- _AIM OF THE TASK_
Search the entries below for the word "summary" and copy every line where it appears.

=-=-=-=-=

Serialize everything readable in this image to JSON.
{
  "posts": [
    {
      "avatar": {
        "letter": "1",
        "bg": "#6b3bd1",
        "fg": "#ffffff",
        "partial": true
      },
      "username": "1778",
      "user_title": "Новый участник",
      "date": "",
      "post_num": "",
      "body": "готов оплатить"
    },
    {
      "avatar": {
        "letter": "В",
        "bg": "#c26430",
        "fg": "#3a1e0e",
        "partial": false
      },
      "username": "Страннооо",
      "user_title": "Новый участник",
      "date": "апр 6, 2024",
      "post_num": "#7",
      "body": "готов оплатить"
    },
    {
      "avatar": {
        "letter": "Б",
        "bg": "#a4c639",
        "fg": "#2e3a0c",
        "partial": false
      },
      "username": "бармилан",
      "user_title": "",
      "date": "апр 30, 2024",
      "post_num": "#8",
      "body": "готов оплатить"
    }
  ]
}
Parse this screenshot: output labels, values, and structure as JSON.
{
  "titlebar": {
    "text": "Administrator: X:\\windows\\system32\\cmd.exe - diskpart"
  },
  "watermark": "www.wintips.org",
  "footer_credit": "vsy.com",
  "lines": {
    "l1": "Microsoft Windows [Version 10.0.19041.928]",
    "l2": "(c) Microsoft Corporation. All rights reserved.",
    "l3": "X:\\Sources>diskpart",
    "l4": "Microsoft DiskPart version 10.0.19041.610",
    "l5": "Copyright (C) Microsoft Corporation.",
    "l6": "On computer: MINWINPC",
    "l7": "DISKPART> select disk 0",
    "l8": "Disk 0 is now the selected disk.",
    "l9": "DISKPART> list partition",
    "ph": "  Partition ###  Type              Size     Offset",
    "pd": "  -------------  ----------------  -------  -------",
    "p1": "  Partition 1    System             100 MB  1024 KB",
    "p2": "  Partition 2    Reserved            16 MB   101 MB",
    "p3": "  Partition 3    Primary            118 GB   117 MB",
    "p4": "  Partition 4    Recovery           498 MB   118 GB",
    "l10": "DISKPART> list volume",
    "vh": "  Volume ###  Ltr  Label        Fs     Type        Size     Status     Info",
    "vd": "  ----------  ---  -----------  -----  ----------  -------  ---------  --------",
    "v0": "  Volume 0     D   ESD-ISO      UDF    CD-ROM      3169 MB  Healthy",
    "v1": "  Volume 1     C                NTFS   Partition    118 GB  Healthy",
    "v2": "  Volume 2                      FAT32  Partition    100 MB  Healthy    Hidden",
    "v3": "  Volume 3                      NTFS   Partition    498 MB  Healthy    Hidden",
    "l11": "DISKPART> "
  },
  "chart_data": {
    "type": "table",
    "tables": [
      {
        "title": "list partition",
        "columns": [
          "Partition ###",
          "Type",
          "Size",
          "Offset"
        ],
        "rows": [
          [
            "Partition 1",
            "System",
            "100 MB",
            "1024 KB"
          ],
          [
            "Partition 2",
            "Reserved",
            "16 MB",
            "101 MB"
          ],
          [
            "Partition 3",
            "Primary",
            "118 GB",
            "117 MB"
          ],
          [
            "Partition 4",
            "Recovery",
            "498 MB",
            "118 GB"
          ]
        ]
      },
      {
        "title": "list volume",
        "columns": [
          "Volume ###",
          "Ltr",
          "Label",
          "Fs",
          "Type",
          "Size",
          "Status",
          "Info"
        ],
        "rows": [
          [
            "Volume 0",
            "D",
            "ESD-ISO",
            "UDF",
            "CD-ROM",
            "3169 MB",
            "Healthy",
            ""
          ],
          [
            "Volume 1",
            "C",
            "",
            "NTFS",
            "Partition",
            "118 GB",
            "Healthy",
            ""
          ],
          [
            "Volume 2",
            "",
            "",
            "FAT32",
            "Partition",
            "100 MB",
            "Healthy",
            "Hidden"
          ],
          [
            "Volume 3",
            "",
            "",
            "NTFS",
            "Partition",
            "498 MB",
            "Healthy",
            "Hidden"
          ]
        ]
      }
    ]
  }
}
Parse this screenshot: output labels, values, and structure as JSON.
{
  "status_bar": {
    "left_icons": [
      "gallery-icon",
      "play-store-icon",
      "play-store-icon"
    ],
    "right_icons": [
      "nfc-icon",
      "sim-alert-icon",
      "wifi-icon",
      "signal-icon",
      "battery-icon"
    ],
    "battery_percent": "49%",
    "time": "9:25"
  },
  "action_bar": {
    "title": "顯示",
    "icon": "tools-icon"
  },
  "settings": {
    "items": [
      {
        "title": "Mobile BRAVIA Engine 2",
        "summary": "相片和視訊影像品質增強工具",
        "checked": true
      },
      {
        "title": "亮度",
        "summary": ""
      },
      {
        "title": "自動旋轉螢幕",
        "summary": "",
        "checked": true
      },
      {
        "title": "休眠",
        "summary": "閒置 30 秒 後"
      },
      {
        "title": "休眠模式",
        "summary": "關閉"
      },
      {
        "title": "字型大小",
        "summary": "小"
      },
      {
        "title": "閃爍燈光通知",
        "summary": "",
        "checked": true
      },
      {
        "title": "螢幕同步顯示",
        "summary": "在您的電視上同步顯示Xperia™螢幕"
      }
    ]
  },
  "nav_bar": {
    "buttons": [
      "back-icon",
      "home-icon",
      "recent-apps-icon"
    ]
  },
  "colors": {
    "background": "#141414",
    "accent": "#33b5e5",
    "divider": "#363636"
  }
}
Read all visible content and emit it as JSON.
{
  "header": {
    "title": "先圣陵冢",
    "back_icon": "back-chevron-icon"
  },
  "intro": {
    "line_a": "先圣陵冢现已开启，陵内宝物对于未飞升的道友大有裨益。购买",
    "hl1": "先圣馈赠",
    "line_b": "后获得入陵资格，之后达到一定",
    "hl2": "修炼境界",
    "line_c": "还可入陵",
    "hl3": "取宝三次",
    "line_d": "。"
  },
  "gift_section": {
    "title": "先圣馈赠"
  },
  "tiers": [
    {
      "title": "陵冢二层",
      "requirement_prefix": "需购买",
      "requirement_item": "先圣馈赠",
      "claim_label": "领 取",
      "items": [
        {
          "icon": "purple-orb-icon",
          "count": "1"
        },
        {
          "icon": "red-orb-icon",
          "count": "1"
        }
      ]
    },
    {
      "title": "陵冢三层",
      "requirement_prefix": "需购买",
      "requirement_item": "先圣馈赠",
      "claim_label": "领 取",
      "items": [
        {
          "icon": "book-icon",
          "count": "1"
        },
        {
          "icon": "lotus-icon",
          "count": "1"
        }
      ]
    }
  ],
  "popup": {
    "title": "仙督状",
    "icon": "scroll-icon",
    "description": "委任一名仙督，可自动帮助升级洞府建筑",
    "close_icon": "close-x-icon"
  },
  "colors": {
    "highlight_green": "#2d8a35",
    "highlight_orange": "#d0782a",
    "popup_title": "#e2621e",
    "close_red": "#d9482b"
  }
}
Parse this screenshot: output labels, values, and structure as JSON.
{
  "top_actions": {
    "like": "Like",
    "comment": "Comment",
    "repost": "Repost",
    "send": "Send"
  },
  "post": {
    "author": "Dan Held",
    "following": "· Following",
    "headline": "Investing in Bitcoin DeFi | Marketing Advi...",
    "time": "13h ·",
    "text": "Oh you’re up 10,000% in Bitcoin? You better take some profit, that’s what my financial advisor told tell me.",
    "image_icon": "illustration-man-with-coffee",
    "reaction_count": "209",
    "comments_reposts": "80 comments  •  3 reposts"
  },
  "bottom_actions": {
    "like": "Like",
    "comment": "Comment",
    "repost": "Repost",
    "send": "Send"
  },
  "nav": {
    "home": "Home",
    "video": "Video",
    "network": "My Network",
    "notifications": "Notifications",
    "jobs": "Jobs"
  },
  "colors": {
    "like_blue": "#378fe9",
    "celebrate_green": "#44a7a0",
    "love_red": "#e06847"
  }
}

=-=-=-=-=

- _WRITTEN RESPONSE_
        "summary": "相片和視訊影像品質增強工具",
        "summary": ""
        "summary": "",
        "summary": "閒置 30 秒 後"
        "summary": "關閉"
        "summary": "小"
        "summary": "",
        "summary": "在您的電視上同步顯示Xperia™螢幕"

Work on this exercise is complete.